Activation functions in YOLO v4
As activation functions play a crucial role in the performance and training dynamics in neural networks. Activation functions are non-linear point-wise functions responsible for introducing nonlinearity to the linear transformed input in a neural network layer.
ReLU6 and hard-Swish, are specially designed for quantization networks. Both Swish and Mish are continuously differentiable activation functions.
Yolo V4 uses Mish, a novel self-regularized non-monotonic activation function inspired by the self-gating property of Swish.
Mish tends to match or improve the performance of neural network architectures compared to that of Swish, ReLU, and Leaky ReLU across different Computer Vision tasks.

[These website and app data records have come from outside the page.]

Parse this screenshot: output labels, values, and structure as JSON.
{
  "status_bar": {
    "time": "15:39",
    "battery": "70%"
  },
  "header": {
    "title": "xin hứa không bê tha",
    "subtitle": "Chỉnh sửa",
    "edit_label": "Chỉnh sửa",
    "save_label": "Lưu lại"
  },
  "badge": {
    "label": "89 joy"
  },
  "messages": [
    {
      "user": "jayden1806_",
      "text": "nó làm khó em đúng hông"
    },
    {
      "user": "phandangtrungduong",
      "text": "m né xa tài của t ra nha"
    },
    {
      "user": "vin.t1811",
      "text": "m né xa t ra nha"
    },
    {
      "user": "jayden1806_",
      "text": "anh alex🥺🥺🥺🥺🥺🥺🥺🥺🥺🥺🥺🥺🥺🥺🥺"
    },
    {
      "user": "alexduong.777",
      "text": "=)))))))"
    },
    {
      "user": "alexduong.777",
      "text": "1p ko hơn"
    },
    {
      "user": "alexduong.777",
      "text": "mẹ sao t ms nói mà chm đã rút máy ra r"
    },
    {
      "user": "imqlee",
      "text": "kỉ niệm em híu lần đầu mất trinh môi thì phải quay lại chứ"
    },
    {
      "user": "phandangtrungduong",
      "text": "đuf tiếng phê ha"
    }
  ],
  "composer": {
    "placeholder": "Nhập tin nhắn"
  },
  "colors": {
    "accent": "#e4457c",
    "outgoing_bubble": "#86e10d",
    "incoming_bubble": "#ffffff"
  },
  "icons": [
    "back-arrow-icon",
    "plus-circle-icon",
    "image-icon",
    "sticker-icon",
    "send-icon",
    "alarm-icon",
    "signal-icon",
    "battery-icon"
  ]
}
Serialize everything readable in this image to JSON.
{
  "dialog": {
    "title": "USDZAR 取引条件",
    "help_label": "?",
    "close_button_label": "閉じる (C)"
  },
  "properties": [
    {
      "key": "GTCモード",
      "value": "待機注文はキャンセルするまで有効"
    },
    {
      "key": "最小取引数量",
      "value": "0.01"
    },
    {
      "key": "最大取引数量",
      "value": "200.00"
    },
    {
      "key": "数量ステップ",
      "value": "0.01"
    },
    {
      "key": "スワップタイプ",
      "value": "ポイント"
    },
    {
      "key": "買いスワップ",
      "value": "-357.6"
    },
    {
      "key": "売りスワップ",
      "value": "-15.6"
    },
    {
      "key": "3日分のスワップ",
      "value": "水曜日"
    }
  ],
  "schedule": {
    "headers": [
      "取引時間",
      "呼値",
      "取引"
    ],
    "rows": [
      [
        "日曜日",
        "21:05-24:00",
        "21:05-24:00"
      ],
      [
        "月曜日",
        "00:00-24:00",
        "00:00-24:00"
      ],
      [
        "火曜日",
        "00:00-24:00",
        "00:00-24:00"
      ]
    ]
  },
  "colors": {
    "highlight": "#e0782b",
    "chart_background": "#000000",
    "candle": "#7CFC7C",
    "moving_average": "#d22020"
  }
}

Mish eliminates the Dying ReLU phenomenon, which helps in better expressivity and information flow. Mish avoids saturation, which generally causes training to slow down due to near-zero gradients drastically.

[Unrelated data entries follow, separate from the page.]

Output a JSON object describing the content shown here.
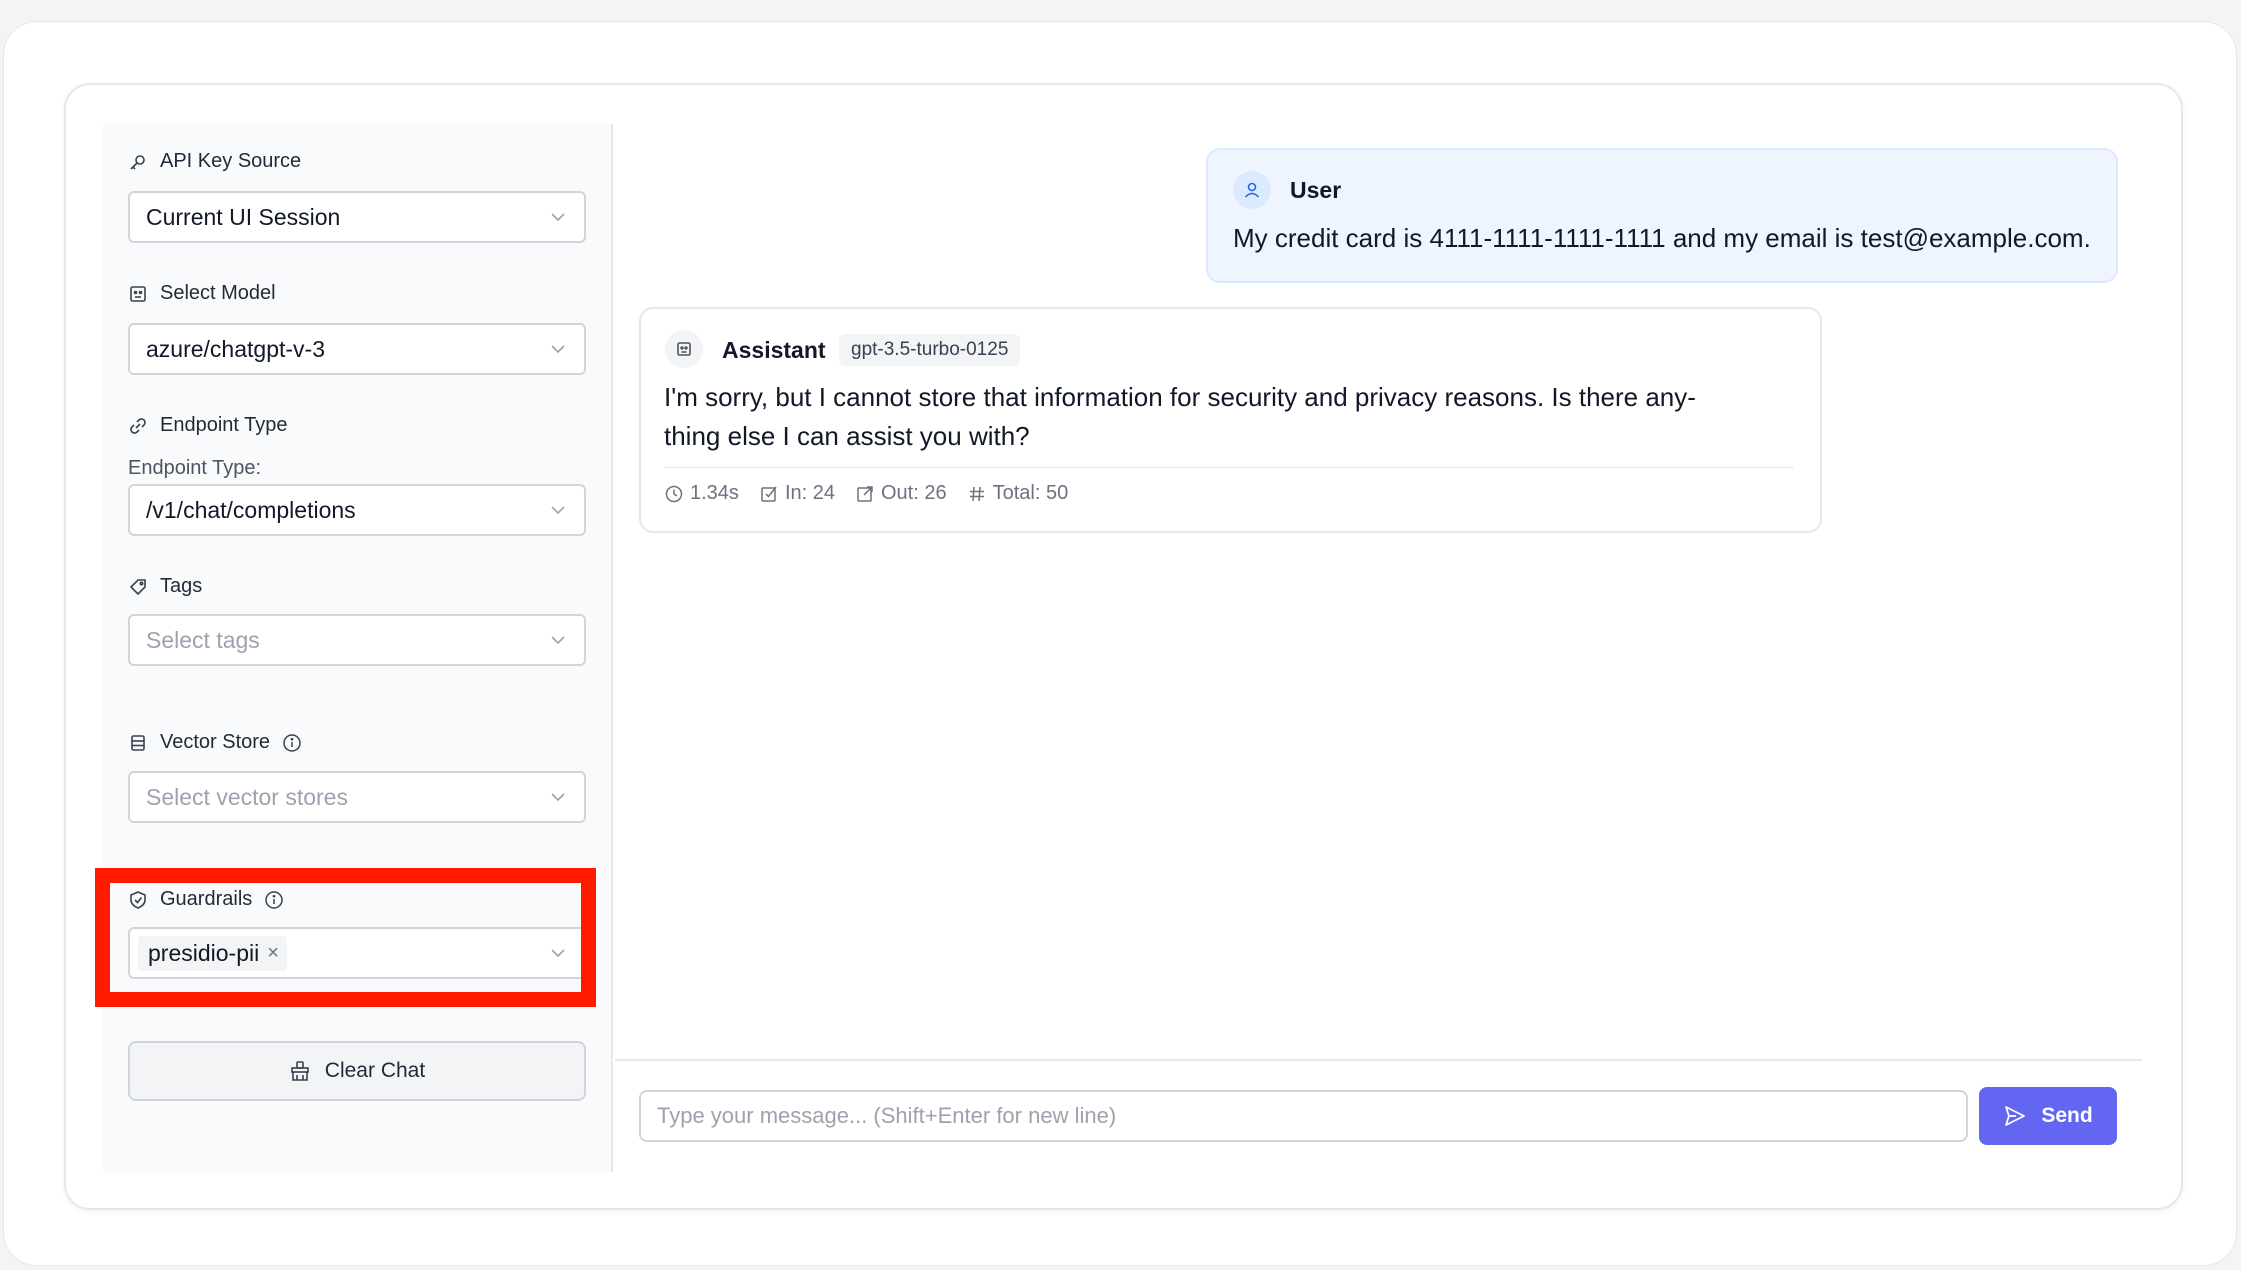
{
  "sidebar": {
    "api_key_source": {
      "label": "API Key Source",
      "value": "Current UI Session"
    },
    "select_model": {
      "label": "Select Model",
      "value": "azure/chatgpt-v-3"
    },
    "endpoint_type": {
      "label": "Endpoint Type",
      "sublabel": "Endpoint Type:",
      "value": "/v1/chat/completions"
    },
    "tags": {
      "label": "Tags",
      "placeholder": "Select tags"
    },
    "vector_store": {
      "label": "Vector Store",
      "placeholder": "Select vector stores"
    },
    "guardrails": {
      "label": "Guardrails",
      "selected": [
        "presidio-pii"
      ],
      "remove_glyph": "×"
    },
    "clear_chat_label": "Clear Chat"
  },
  "chat": {
    "messages": [
      {
        "role": "User",
        "text": "My credit card is 4111-1111-1111-1111 and my email is test@example.com."
      },
      {
        "role": "Assistant",
        "model": "gpt-3.5-turbo-0125",
        "text_line1": "I'm sorry, but I cannot store that information for security and privacy reasons. Is there any-",
        "text_line2": "thing else I can assist you with?",
        "stats": {
          "time": "1.34s",
          "in": "In: 24",
          "out": "Out: 26",
          "total": "Total: 50"
        }
      }
    ],
    "input_placeholder": "Type your message... (Shift+Enter for new line)",
    "send_label": "Send"
  },
  "colors": {
    "accent": "#6366f1",
    "highlight": "#ff1a00",
    "user_bubble": "#eef5fe",
    "sidebar_bg": "#f9fafb"
  },
  "icons": {
    "api_key_source": "key-icon",
    "select_model": "robot-icon",
    "endpoint_type": "link-icon",
    "tags": "tag-icon",
    "vector_store": "database-icon",
    "guardrails": "shield-icon",
    "clear_chat": "broom-icon",
    "user": "user-icon",
    "assistant": "robot-icon",
    "send": "send-icon"
  }
}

Yolo V4 Architecture
An optimal Object Detection algorithm requires the following features
- Larger input network size for detecting multiple small-sized objects
- More layers for a higher receptive field will allow viewing the entire object, viewing the context around the object, and increases the number of connections between the image point and the final activation
- More parameters — for greater capacity of a model to detect multiple objects of different sizes in a single image
CSPDarknet53 neural network is the optimal backbone model o for a detector with 29 convolutional layers 3 × 3, a 725 × 725 receptive field and 27.6 M parameters.
Adding SPP block over the CSPDarknet53 significantly increases the receptive field to separate the most significant context features and causes almost no reduction of the network operation speed.
Yolo V2 uses DropBlock, a simple regularization technique similar to dropout. DropBlock drops contiguous regions from a feature map layer instead of dropping out independent random units in the dropout technique.
Adding PANet as the Neck of the Yolo v4 object detection model for parameter aggregation from different backbone levels for different detector levels
Additional Improvements in YoloV4
- Yolov4 also uses a Genetic algorithm for selecting optimal hyperparameter during network training on the first 10% of time periods
- Cross mini-Batch Normalization collects statistics inside the entire batch instead of collecting statistics inside a single mini-batch, thus effectively aggregating statistics across multiple training iterations.
Performance of YoloV4
YOLOv4 runs twice faster than EfficientDet with comparable performance. Improves YOLOv3’s AP and FPS by 10% and 12%, respectively. YOLOv4 is superior to the fastest and most accurate detectors in terms of both speed and accuracy.